▶ [What you need to do] Go through the entries below and copy each line that holds the word "Custom".

● ● ● ●

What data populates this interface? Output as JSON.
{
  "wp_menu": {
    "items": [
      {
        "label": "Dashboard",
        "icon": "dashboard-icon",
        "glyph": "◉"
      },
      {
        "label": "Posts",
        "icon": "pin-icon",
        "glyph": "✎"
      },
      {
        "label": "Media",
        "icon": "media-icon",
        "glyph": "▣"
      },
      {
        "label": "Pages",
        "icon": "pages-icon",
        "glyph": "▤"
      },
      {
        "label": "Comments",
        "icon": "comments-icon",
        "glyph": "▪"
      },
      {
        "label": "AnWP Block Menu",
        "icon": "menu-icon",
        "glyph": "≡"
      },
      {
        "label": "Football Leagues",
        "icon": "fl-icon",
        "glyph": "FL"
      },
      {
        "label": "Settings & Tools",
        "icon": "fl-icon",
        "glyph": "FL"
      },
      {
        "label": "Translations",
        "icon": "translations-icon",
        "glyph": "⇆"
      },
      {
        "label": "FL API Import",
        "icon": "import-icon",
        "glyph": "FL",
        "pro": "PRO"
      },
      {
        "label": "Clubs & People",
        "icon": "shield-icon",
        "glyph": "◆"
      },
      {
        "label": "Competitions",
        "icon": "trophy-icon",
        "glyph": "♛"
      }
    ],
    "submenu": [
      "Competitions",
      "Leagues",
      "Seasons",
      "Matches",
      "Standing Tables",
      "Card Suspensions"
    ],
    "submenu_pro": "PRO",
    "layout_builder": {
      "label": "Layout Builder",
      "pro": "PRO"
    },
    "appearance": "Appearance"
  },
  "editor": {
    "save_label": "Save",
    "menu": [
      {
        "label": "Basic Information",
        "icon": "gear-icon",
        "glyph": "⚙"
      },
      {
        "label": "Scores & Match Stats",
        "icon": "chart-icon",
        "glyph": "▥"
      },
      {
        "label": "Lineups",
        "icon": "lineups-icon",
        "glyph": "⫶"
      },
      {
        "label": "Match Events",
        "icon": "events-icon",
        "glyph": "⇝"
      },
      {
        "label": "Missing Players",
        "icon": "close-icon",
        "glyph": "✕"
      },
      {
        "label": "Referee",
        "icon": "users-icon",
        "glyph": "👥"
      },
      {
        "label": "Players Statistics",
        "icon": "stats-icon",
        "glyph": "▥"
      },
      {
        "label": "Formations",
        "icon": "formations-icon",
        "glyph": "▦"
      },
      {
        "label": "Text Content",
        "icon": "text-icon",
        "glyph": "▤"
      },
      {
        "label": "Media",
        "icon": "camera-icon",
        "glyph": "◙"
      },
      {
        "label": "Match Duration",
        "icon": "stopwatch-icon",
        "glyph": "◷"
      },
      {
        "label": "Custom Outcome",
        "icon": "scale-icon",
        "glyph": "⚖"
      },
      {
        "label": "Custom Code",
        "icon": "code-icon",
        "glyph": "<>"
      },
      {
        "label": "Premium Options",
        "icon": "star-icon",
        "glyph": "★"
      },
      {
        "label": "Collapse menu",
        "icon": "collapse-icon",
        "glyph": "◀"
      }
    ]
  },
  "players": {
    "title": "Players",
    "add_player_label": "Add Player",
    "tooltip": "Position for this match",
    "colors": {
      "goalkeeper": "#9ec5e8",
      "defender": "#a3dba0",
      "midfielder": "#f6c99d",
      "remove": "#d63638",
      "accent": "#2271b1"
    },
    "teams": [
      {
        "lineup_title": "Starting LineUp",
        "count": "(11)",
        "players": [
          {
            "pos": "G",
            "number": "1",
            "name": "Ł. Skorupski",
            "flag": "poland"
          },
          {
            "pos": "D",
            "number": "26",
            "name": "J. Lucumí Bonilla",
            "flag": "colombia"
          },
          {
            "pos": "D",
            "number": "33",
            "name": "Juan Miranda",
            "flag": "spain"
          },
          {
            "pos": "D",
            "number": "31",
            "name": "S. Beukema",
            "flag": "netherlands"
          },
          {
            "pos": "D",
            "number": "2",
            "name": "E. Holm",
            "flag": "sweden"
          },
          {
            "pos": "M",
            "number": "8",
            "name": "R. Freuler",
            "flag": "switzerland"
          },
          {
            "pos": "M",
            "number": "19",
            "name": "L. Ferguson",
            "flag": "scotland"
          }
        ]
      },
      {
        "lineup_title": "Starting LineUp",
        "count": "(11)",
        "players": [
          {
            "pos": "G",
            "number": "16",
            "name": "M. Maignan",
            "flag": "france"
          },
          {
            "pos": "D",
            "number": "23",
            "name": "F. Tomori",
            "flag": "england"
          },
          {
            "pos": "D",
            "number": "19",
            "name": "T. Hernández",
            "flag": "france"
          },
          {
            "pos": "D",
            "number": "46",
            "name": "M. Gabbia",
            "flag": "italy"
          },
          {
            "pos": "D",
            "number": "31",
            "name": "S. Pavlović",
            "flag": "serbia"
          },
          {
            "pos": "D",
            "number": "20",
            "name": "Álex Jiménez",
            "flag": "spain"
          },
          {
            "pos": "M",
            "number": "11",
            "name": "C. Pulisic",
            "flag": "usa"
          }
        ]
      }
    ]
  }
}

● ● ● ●

▶ [Response area]
        "label": "Custom Outcome",
        "label": "Custom Code",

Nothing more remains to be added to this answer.